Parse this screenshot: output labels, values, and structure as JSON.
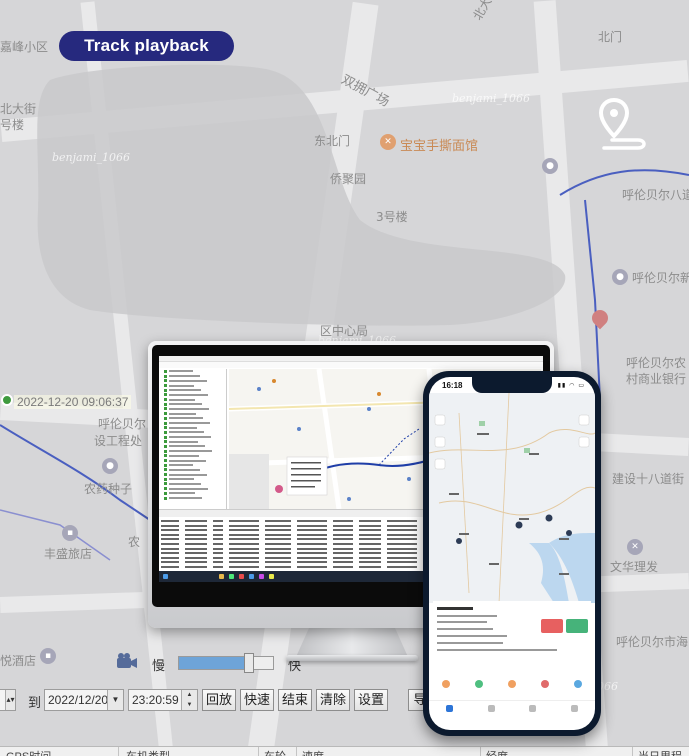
{
  "hero": {
    "title": "Track playback"
  },
  "watermarks": [
    "benjami_1066",
    "benjami_1066",
    "benjami_1066",
    "benjami_1066",
    "benjami_1066"
  ],
  "map": {
    "labels": {
      "l1": "嘉峰小区",
      "l2": "北大街",
      "l3": "号楼",
      "l4": "双拥广场",
      "l5": "东北门",
      "l6": "宝宝手撕面馆",
      "l7": "侨聚园",
      "l8": "3号楼",
      "l9": "北门",
      "l10": "区中心局",
      "l11": "呼伦贝尔",
      "l12": "设工程处",
      "l13": "农药种子",
      "l14": "丰盛旅店",
      "l15": "农",
      "l16": "悦酒店",
      "l17": "呼伦贝尔新",
      "l18": "呼伦贝尔农",
      "l19": "村商业银行",
      "l20": "建设十八道街",
      "l21": "文华理发",
      "l22": "呼伦贝尔市海",
      "l23": "呼伦贝尔八道",
      "l24": "北大"
    },
    "start_stamp": "2022-12-20 09:06:37"
  },
  "controls": {
    "slow_label": "慢",
    "fast_label": "快",
    "speed_fraction": 0.72,
    "to_label": "到",
    "end_date": "2022/12/20",
    "end_time": "23:20:59",
    "buttons": {
      "replay": "回放",
      "fast": "快速",
      "end": "结束",
      "clear": "清除",
      "settings": "设置",
      "export": "导"
    }
  },
  "table": {
    "headers": [
      "GPS时间",
      "车机类型",
      "车轮",
      "速度",
      "经度",
      "当日里程"
    ]
  },
  "phone": {
    "time": "16:18"
  },
  "colors": {
    "title_pill": "#26297e",
    "track_line": "#4a5fc0",
    "phone_frame": "#0c1a2e"
  }
}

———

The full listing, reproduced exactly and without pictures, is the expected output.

*Result*
Parse this screenshot: output labels, values, and structure as JSON.
{
  "hero": {
    "title": "Track playback"
  },
  "watermarks": [
    "benjami_1066",
    "benjami_1066",
    "benjami_1066",
    "benjami_1066",
    "benjami_1066"
  ],
  "map": {
    "labels": {
      "l1": "嘉峰小区",
      "l2": "北大街",
      "l3": "号楼",
      "l4": "双拥广场",
      "l5": "东北门",
      "l6": "宝宝手撕面馆",
      "l7": "侨聚园",
      "l8": "3号楼",
      "l9": "北门",
      "l10": "区中心局",
      "l11": "呼伦贝尔",
      "l12": "设工程处",
      "l13": "农药种子",
      "l14": "丰盛旅店",
      "l15": "农",
      "l16": "悦酒店",
      "l17": "呼伦贝尔新",
      "l18": "呼伦贝尔农",
      "l19": "村商业银行",
      "l20": "建设十八道街",
      "l21": "文华理发",
      "l22": "呼伦贝尔市海",
      "l23": "呼伦贝尔八道",
      "l24": "北大"
    },
    "start_stamp": "2022-12-20 09:06:37"
  },
  "controls": {
    "slow_label": "慢",
    "fast_label": "快",
    "speed_fraction": 0.72,
    "to_label": "到",
    "end_date": "2022/12/20",
    "end_time": "23:20:59",
    "buttons": {
      "replay": "回放",
      "fast": "快速",
      "end": "结束",
      "clear": "清除",
      "settings": "设置",
      "export": "导"
    }
  },
  "table": {
    "headers": [
      "GPS时间",
      "车机类型",
      "车轮",
      "速度",
      "经度",
      "当日里程"
    ]
  },
  "phone": {
    "time": "16:18"
  },
  "colors": {
    "title_pill": "#26297e",
    "track_line": "#4a5fc0",
    "phone_frame": "#0c1a2e"
  }
}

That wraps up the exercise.